Items from a dataset
# # # # #
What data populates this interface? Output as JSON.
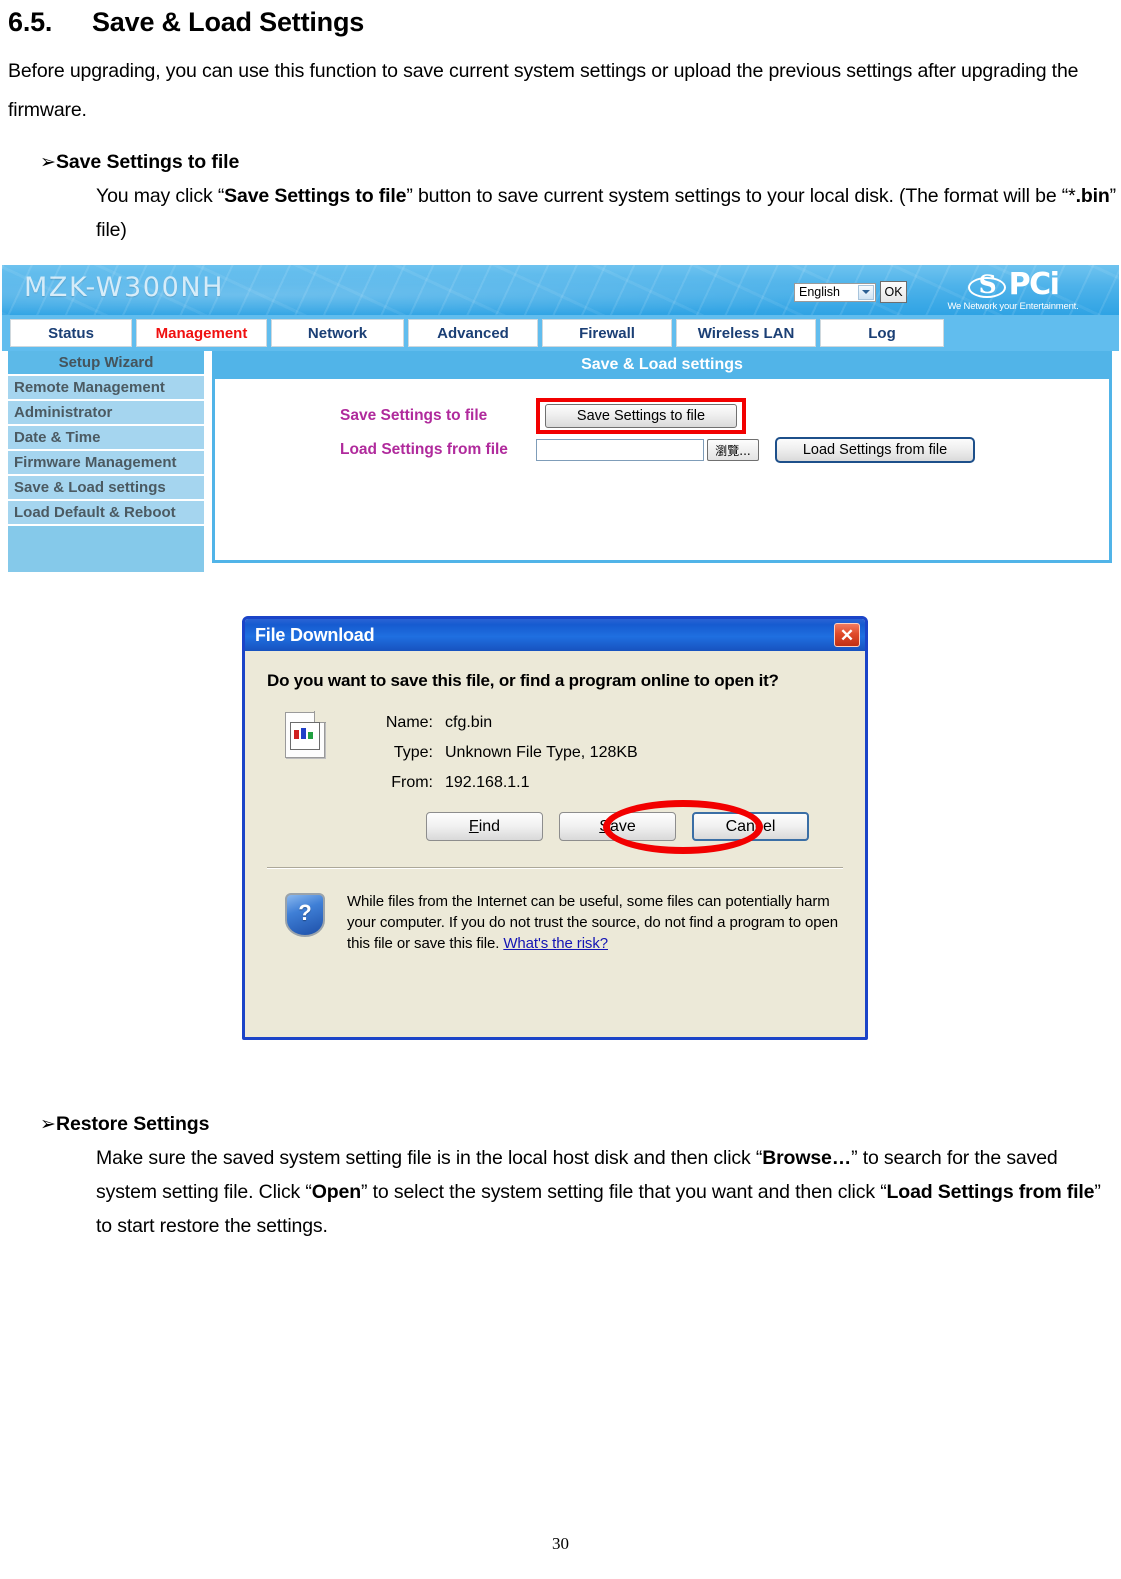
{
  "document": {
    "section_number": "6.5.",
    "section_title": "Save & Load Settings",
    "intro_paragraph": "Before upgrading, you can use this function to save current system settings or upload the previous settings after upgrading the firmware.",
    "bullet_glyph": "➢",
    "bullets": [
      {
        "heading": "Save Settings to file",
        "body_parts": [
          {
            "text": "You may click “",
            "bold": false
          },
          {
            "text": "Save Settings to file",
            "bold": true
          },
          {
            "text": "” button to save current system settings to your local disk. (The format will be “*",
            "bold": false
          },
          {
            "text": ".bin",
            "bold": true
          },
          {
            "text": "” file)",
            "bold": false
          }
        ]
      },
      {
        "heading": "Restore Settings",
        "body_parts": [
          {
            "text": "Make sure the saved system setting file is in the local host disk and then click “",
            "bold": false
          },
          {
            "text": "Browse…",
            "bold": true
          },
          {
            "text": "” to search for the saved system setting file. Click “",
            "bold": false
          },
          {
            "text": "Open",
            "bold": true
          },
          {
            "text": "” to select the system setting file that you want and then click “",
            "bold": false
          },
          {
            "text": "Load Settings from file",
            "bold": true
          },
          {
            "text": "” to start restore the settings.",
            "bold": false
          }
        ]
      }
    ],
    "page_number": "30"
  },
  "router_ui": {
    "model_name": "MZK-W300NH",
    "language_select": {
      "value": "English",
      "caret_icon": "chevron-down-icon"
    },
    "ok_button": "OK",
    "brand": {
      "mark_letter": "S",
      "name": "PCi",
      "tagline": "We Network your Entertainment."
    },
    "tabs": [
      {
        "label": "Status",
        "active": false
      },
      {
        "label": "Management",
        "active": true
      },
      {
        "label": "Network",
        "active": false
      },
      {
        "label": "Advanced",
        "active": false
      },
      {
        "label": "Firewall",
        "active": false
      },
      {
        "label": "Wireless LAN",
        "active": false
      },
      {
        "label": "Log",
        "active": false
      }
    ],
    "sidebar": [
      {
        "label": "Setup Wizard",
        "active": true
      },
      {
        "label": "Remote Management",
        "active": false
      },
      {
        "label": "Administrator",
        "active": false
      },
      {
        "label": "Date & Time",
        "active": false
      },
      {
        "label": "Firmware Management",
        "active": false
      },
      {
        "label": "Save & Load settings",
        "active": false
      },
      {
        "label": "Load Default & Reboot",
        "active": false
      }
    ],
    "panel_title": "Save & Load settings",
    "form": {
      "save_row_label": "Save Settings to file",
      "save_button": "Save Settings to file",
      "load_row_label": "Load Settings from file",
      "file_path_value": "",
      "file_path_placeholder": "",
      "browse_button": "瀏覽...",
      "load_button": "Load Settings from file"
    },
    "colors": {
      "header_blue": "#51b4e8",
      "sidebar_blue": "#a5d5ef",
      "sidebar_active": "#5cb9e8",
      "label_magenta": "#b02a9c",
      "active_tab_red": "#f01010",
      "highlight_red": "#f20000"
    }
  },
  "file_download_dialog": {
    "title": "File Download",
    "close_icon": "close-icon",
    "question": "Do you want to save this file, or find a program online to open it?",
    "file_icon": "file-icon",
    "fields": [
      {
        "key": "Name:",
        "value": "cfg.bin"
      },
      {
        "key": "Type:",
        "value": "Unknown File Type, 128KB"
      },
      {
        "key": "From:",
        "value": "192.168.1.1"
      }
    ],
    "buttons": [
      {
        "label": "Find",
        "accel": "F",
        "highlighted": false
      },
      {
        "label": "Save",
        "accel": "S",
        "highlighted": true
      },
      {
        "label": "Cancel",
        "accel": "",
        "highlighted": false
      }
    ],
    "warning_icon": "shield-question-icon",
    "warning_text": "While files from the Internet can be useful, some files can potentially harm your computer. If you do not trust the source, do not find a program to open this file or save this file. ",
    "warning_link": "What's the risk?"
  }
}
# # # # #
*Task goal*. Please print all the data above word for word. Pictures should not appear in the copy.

*Task solution*.
What data populates this interface? Output as JSON.
{
  "document": {
    "section_number": "6.5.",
    "section_title": "Save & Load Settings",
    "intro_paragraph": "Before upgrading, you can use this function to save current system settings or upload the previous settings after upgrading the firmware.",
    "bullet_glyph": "➢",
    "bullets": [
      {
        "heading": "Save Settings to file",
        "body_parts": [
          {
            "text": "You may click “",
            "bold": false
          },
          {
            "text": "Save Settings to file",
            "bold": true
          },
          {
            "text": "” button to save current system settings to your local disk. (The format will be “*",
            "bold": false
          },
          {
            "text": ".bin",
            "bold": true
          },
          {
            "text": "” file)",
            "bold": false
          }
        ]
      },
      {
        "heading": "Restore Settings",
        "body_parts": [
          {
            "text": "Make sure the saved system setting file is in the local host disk and then click “",
            "bold": false
          },
          {
            "text": "Browse…",
            "bold": true
          },
          {
            "text": "” to search for the saved system setting file. Click “",
            "bold": false
          },
          {
            "text": "Open",
            "bold": true
          },
          {
            "text": "” to select the system setting file that you want and then click “",
            "bold": false
          },
          {
            "text": "Load Settings from file",
            "bold": true
          },
          {
            "text": "” to start restore the settings.",
            "bold": false
          }
        ]
      }
    ],
    "page_number": "30"
  },
  "router_ui": {
    "model_name": "MZK-W300NH",
    "language_select": {
      "value": "English",
      "caret_icon": "chevron-down-icon"
    },
    "ok_button": "OK",
    "brand": {
      "mark_letter": "S",
      "name": "PCi",
      "tagline": "We Network your Entertainment."
    },
    "tabs": [
      {
        "label": "Status",
        "active": false
      },
      {
        "label": "Management",
        "active": true
      },
      {
        "label": "Network",
        "active": false
      },
      {
        "label": "Advanced",
        "active": false
      },
      {
        "label": "Firewall",
        "active": false
      },
      {
        "label": "Wireless LAN",
        "active": false
      },
      {
        "label": "Log",
        "active": false
      }
    ],
    "sidebar": [
      {
        "label": "Setup Wizard",
        "active": true
      },
      {
        "label": "Remote Management",
        "active": false
      },
      {
        "label": "Administrator",
        "active": false
      },
      {
        "label": "Date & Time",
        "active": false
      },
      {
        "label": "Firmware Management",
        "active": false
      },
      {
        "label": "Save & Load settings",
        "active": false
      },
      {
        "label": "Load Default & Reboot",
        "active": false
      }
    ],
    "panel_title": "Save & Load settings",
    "form": {
      "save_row_label": "Save Settings to file",
      "save_button": "Save Settings to file",
      "load_row_label": "Load Settings from file",
      "file_path_value": "",
      "file_path_placeholder": "",
      "browse_button": "瀏覽...",
      "load_button": "Load Settings from file"
    },
    "colors": {
      "header_blue": "#51b4e8",
      "sidebar_blue": "#a5d5ef",
      "sidebar_active": "#5cb9e8",
      "label_magenta": "#b02a9c",
      "active_tab_red": "#f01010",
      "highlight_red": "#f20000"
    }
  },
  "file_download_dialog": {
    "title": "File Download",
    "close_icon": "close-icon",
    "question": "Do you want to save this file, or find a program online to open it?",
    "file_icon": "file-icon",
    "fields": [
      {
        "key": "Name:",
        "value": "cfg.bin"
      },
      {
        "key": "Type:",
        "value": "Unknown File Type, 128KB"
      },
      {
        "key": "From:",
        "value": "192.168.1.1"
      }
    ],
    "buttons": [
      {
        "label": "Find",
        "accel": "F",
        "highlighted": false
      },
      {
        "label": "Save",
        "accel": "S",
        "highlighted": true
      },
      {
        "label": "Cancel",
        "accel": "",
        "highlighted": false
      }
    ],
    "warning_icon": "shield-question-icon",
    "warning_text": "While files from the Internet can be useful, some files can potentially harm your computer. If you do not trust the source, do not find a program to open this file or save this file. ",
    "warning_link": "What's the risk?"
  }
}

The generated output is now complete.